Victorian developers hit the big time with mobile games Crossy Road and Disney Crossy Road
'We thought it might take off, but we didn't know until after release just how well it would connect,' says Andy Sum. 'We were blown away.'
Andy and his business partner Matt Hall launched a mobile game in November 2014 called Crossy Road. Within 90 days of its first release on iTunes, Crossy Road had hit the top of the download charts in every major territory around the globe, yielding $10 million in profits for its two Victorian developers. By July 2015, the game had received a million downloads; today the figure stands at over 120 million.
Reminiscent of the arcade game Frogger and inspired by the hit game Flappy Bird, Crossy Road is a game in which players must navigate their character across highways, train tracks and log-jammed rivers, all rendered in chunky, pixelated graphics. It is delightfully simple and highly addictive – a magic formula for mobile gaming success.
'We didn't put any barriers in place that meant you couldn't play again, so once you die, there are no pop ups and you don't have to pay to move to another level, it just keeps going. I think that the continuous play is what makes the game so addictive,' Andy explains.
Crossy Road was released under the moniker Hipster Whale, a newly formed business for Andy and Matt. It was the first project they developed together – over a 12 week period – after meeting at the Game Connect Asia Pacific conference in Melbourne, in 2013. Working from his Creswick home outside of Ballarat, Matt had already scored in the mobile gaming market with his one-man company Klicktock, releasing hit games such as ZONR, Little Things Forever and Doodle Find. Andy – fifteen years younger – was at an earlier stage of his career.

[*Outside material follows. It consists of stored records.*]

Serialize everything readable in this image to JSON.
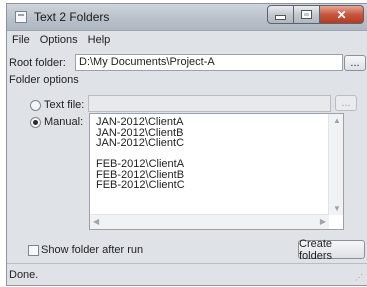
{
  "window": {
    "title": "Text 2 Folders"
  },
  "menu": {
    "items": [
      "File",
      "Options",
      "Help"
    ]
  },
  "root_folder": {
    "label": "Root folder:",
    "value": "D:\\My Documents\\Project-A",
    "browse_label": "..."
  },
  "folder_options": {
    "heading": "Folder options",
    "text_file": {
      "label": "Text file:",
      "value": "",
      "browse_label": "...",
      "selected": false
    },
    "manual": {
      "label": "Manual:",
      "selected": true,
      "lines": [
        "JAN-2012\\ClientA",
        "JAN-2012\\ClientB",
        "JAN-2012\\ClientC",
        "",
        "FEB-2012\\ClientA",
        "FEB-2012\\ClientB",
        "FEB-2012\\ClientC"
      ]
    }
  },
  "show_folder_after_run": {
    "label": "Show folder after run",
    "checked": false
  },
  "create_button": {
    "label": "Create folders"
  },
  "status": {
    "text": "Done."
  }
}
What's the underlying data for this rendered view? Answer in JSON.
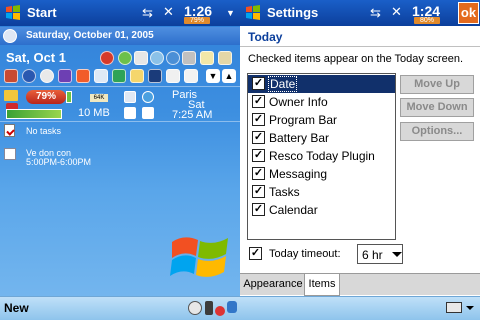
{
  "left": {
    "title": "Start",
    "time": "1:26",
    "battery_badge": "79%",
    "date_long": "Saturday, October 01, 2005",
    "date_short": "Sat, Oct 1",
    "battery_percent": "79%",
    "memory_label": "64K",
    "memory_value": "10 MB",
    "city": "Paris",
    "weekday": "Sat",
    "clock": "7:25 AM",
    "tasks_text": "No tasks",
    "appointment_title": "Ve don con",
    "appointment_time": "5:00PM-6:00PM",
    "menu_new": "New"
  },
  "right": {
    "title": "Settings",
    "time": "1:24",
    "battery_badge": "80%",
    "ok_label": "ok",
    "section": "Today",
    "instruction": "Checked items appear on the Today screen.",
    "items": [
      {
        "label": "Date",
        "checked": true,
        "selected": true
      },
      {
        "label": "Owner Info",
        "checked": true,
        "selected": false
      },
      {
        "label": "Program Bar",
        "checked": true,
        "selected": false
      },
      {
        "label": "Battery Bar",
        "checked": true,
        "selected": false
      },
      {
        "label": "Resco Today Plugin",
        "checked": true,
        "selected": false
      },
      {
        "label": "Messaging",
        "checked": true,
        "selected": false
      },
      {
        "label": "Tasks",
        "checked": true,
        "selected": false
      },
      {
        "label": "Calendar",
        "checked": true,
        "selected": false
      }
    ],
    "move_up": "Move Up",
    "move_down": "Move Down",
    "options": "Options...",
    "timeout_label": "Today timeout:",
    "timeout_checked": true,
    "timeout_value": "6 hr",
    "tabs": [
      "Appearance",
      "Items"
    ],
    "active_tab": "Items"
  }
}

Prior to Crossy Road, Andy had been developing games for the PC platform, including a Steam-distributed game called Dungeon Dashers. In 2012, he received funding through Film Victoria which helped Andy to take Dungeon Dashers to the Game Developers' Conference (GDC) in San Francisco, the peak global event for the digital games industry. It was Andy's first excursion to GDC and he has returned every year since, most recently as part of a mission led by Creative Victoria.
'Film Victoria funding was essential in kicking off my career. I didn't know the industry was so big and there were so many opportunities out there before I went to GDC. Seeing your work in a global context is an important part of professional development, of making you competitive,' Andy says. 'We've got an amazing, growing scene here in Melbourne, but you're comparing your games against what other people are doing here and it's important to understand how you fit into an international ecosystem. When you see games as a global business of phenomenon, you start thinking differently, appealing to different audiences, and the potential market for your games expands.'
The response from both the local and international games sector has been equally impressive. Hipster Whale took out Studio of the Year at last year's Australian Game Developer Awards, and Andy was recently included in the Forbes '30 under 30' list, which features 600 of the world's most exciting young entrepreneurs and creative leaders, across 20 categories including games, music, sport, and science.
Crossy Road is Andy's first mobile game and its unique 'monetisation' model is informed by his experience with PC Games. Most free-to-play mobile games generate income via invasive pop-up banners or require payments for players to advance to higher levels, where players trade real money for virtual currency. Crossy Road expenses are capped and very transparent – you can play endlessly for free or pay a dollar per character for each new character you choose to unlock.
'I was playing a PC game called Dota 2 and in that you can only buy cosmetic items like a costume or a hat, and I was particularly inspired by that,' Andy explains. 'Matt's experience came from mobile, but he didn't like virtual currency. He's got kids and finds that virtual currency creates a false perception of value.'
The runaway success of Crossy Road illustrates how happy end-users are with the model that Andy and Matt developed, and media commentators have been quick to add their applause.
'The fact that the developer, Hipster Whale, is that considerate makes me want to support them,' wrote Jenni Lader in Technology Tell. 'More free-to-play developers should be as considerate when creating their games.'
'We didn't think we would make a lot of money, we just hoped to have enough to fund the development of other games,' Andy says. 'But it turns out that players are happy to support Crossy Road, so our experiment has been a success. It's opened a lot of doors for us, creatively and commercially. We've got a model that makes our players happy and generates a massive return.'
That massive return looks set to be shared by global entertainment giant Disney, which recently joined forces with Hipster Whale, to create the mobile game Disney Crossy Road. A fresh spin on Crossy Road, the new game features almost 150 Disney and Pixar characters in a never-ending 8-bit adventure, taking inspiration from popular animations such as Toy Story, Inside Out and Tangled.
Tellingly, within 24 hours of being released on mobile devices, Disney Crossy Road was number one on the US iPad Chart, suggesting Andy and Matt have the makings of another global success on their hands.